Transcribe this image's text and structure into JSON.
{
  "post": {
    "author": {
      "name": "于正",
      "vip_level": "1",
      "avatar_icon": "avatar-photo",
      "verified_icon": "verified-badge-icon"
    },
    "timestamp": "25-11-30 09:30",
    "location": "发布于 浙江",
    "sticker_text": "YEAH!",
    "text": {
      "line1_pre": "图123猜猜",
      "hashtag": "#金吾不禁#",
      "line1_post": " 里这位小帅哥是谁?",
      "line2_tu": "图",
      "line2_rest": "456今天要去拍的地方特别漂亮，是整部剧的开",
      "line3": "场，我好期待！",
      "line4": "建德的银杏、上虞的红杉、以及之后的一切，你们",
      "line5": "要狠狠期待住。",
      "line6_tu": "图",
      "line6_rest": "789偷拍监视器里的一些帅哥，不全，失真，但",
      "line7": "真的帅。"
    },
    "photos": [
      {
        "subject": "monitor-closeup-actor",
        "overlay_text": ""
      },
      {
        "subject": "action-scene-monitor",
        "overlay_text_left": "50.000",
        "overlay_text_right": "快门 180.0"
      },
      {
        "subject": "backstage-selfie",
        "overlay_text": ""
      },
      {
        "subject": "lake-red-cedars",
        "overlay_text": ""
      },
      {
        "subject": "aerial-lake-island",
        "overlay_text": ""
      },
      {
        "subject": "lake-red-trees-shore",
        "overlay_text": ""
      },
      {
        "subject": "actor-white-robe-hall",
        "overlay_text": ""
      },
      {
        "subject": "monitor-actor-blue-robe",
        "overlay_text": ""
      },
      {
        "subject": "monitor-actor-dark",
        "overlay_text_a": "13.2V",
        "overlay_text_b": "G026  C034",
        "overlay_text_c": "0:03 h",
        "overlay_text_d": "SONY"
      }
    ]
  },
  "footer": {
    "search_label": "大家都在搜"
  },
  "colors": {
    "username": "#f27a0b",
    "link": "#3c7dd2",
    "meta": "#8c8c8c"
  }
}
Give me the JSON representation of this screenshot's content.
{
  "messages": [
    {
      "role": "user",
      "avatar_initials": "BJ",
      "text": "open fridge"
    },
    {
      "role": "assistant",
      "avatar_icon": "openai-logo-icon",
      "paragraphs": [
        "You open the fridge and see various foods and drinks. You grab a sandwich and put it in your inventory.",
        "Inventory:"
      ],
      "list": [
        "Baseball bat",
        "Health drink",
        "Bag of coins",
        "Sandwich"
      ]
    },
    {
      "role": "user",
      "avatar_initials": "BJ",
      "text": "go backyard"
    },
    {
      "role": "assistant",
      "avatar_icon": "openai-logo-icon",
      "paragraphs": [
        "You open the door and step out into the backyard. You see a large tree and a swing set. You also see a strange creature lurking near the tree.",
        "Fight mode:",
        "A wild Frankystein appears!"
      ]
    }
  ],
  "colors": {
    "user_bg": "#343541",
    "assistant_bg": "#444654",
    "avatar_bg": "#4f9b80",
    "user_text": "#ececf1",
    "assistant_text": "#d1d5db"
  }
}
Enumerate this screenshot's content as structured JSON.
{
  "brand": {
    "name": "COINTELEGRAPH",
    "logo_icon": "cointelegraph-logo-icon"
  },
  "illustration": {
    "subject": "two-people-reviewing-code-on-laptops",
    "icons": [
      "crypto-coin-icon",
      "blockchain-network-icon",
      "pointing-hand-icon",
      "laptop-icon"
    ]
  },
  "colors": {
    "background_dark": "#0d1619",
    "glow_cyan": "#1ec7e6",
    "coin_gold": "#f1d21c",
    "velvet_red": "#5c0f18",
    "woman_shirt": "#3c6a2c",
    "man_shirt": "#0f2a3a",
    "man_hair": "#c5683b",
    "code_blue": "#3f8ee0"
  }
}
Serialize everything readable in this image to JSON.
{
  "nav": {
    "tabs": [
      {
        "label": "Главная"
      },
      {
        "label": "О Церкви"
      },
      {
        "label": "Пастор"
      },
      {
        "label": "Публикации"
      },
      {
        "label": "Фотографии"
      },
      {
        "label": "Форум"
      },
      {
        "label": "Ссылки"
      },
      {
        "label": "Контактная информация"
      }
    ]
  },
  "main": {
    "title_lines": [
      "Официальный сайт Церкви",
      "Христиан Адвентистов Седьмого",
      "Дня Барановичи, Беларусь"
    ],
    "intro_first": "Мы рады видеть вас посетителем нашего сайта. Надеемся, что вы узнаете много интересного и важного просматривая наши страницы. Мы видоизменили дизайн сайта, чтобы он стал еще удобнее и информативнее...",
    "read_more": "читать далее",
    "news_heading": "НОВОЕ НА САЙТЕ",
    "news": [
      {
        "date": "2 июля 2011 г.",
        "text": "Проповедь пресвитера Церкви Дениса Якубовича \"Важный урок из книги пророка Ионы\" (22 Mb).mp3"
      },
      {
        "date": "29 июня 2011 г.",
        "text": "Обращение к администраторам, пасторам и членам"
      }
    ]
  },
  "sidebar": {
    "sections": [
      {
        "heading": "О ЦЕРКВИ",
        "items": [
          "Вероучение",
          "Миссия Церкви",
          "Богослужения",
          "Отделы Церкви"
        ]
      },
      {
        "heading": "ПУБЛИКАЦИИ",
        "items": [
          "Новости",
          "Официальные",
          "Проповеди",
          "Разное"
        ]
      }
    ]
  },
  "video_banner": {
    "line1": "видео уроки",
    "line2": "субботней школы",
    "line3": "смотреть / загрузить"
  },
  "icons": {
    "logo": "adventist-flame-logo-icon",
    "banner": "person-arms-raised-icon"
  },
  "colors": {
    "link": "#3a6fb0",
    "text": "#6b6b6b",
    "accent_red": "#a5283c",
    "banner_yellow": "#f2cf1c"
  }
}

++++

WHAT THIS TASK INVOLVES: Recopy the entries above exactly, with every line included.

WRITTEN ANSWER:
Transcribe this image's text and structure into JSON.
{
  "post": {
    "author": {
      "name": "于正",
      "vip_level": "1",
      "avatar_icon": "avatar-photo",
      "verified_icon": "verified-badge-icon"
    },
    "timestamp": "25-11-30 09:30",
    "location": "发布于 浙江",
    "sticker_text": "YEAH!",
    "text": {
      "line1_pre": "图123猜猜",
      "hashtag": "#金吾不禁#",
      "line1_post": " 里这位小帅哥是谁?",
      "line2_tu": "图",
      "line2_rest": "456今天要去拍的地方特别漂亮，是整部剧的开",
      "line3": "场，我好期待！",
      "line4": "建德的银杏、上虞的红杉、以及之后的一切，你们",
      "line5": "要狠狠期待住。",
      "line6_tu": "图",
      "line6_rest": "789偷拍监视器里的一些帅哥，不全，失真，但",
      "line7": "真的帅。"
    },
    "photos": [
      {
        "subject": "monitor-closeup-actor",
        "overlay_text": ""
      },
      {
        "subject": "action-scene-monitor",
        "overlay_text_left": "50.000",
        "overlay_text_right": "快门 180.0"
      },
      {
        "subject": "backstage-selfie",
        "overlay_text": ""
      },
      {
        "subject": "lake-red-cedars",
        "overlay_text": ""
      },
      {
        "subject": "aerial-lake-island",
        "overlay_text": ""
      },
      {
        "subject": "lake-red-trees-shore",
        "overlay_text": ""
      },
      {
        "subject": "actor-white-robe-hall",
        "overlay_text": ""
      },
      {
        "subject": "monitor-actor-blue-robe",
        "overlay_text": ""
      },
      {
        "subject": "monitor-actor-dark",
        "overlay_text_a": "13.2V",
        "overlay_text_b": "G026  C034",
        "overlay_text_c": "0:03 h",
        "overlay_text_d": "SONY"
      }
    ]
  },
  "footer": {
    "search_label": "大家都在搜"
  },
  "colors": {
    "username": "#f27a0b",
    "link": "#3c7dd2",
    "meta": "#8c8c8c"
  }
}
Give me the JSON representation of this screenshot's content.
{
  "messages": [
    {
      "role": "user",
      "avatar_initials": "BJ",
      "text": "open fridge"
    },
    {
      "role": "assistant",
      "avatar_icon": "openai-logo-icon",
      "paragraphs": [
        "You open the fridge and see various foods and drinks. You grab a sandwich and put it in your inventory.",
        "Inventory:"
      ],
      "list": [
        "Baseball bat",
        "Health drink",
        "Bag of coins",
        "Sandwich"
      ]
    },
    {
      "role": "user",
      "avatar_initials": "BJ",
      "text": "go backyard"
    },
    {
      "role": "assistant",
      "avatar_icon": "openai-logo-icon",
      "paragraphs": [
        "You open the door and step out into the backyard. You see a large tree and a swing set. You also see a strange creature lurking near the tree.",
        "Fight mode:",
        "A wild Frankystein appears!"
      ]
    }
  ],
  "colors": {
    "user_bg": "#343541",
    "assistant_bg": "#444654",
    "avatar_bg": "#4f9b80",
    "user_text": "#ececf1",
    "assistant_text": "#d1d5db"
  }
}
Enumerate this screenshot's content as structured JSON.
{
  "brand": {
    "name": "COINTELEGRAPH",
    "logo_icon": "cointelegraph-logo-icon"
  },
  "illustration": {
    "subject": "two-people-reviewing-code-on-laptops",
    "icons": [
      "crypto-coin-icon",
      "blockchain-network-icon",
      "pointing-hand-icon",
      "laptop-icon"
    ]
  },
  "colors": {
    "background_dark": "#0d1619",
    "glow_cyan": "#1ec7e6",
    "coin_gold": "#f1d21c",
    "velvet_red": "#5c0f18",
    "woman_shirt": "#3c6a2c",
    "man_shirt": "#0f2a3a",
    "man_hair": "#c5683b",
    "code_blue": "#3f8ee0"
  }
}
Serialize everything readable in this image to JSON.
{
  "nav": {
    "tabs": [
      {
        "label": "Главная"
      },
      {
        "label": "О Церкви"
      },
      {
        "label": "Пастор"
      },
      {
        "label": "Публикации"
      },
      {
        "label": "Фотографии"
      },
      {
        "label": "Форум"
      },
      {
        "label": "Ссылки"
      },
      {
        "label": "Контактная информация"
      }
    ]
  },
  "main": {
    "title_lines": [
      "Официальный сайт Церкви",
      "Христиан Адвентистов Седьмого",
      "Дня Барановичи, Беларусь"
    ],
    "intro_first": "Мы рады видеть вас посетителем нашего сайта. Надеемся, что вы узнаете много интересного и важного просматривая наши страницы. Мы видоизменили дизайн сайта, чтобы он стал еще удобнее и информативнее...",
    "read_more": "читать далее",
    "news_heading": "НОВОЕ НА САЙТЕ",
    "news": [
      {
        "date": "2 июля 2011 г.",
        "text": "Проповедь пресвитера Церкви Дениса Якубовича \"Важный урок из книги пророка Ионы\" (22 Mb).mp3"
      },
      {
        "date": "29 июня 2011 г.",
        "text": "Обращение к администраторам, пасторам и членам"
      }
    ]
  },
  "sidebar": {
    "sections": [
      {
        "heading": "О ЦЕРКВИ",
        "items": [
          "Вероучение",
          "Миссия Церкви",
          "Богослужения",
          "Отделы Церкви"
        ]
      },
      {
        "heading": "ПУБЛИКАЦИИ",
        "items": [
          "Новости",
          "Официальные",
          "Проповеди",
          "Разное"
        ]
      }
    ]
  },
  "video_banner": {
    "line1": "видео уроки",
    "line2": "субботней школы",
    "line3": "смотреть / загрузить"
  },
  "icons": {
    "logo": "adventist-flame-logo-icon",
    "banner": "person-arms-raised-icon"
  },
  "colors": {
    "link": "#3a6fb0",
    "text": "#6b6b6b",
    "accent_red": "#a5283c",
    "banner_yellow": "#f2cf1c"
  }
}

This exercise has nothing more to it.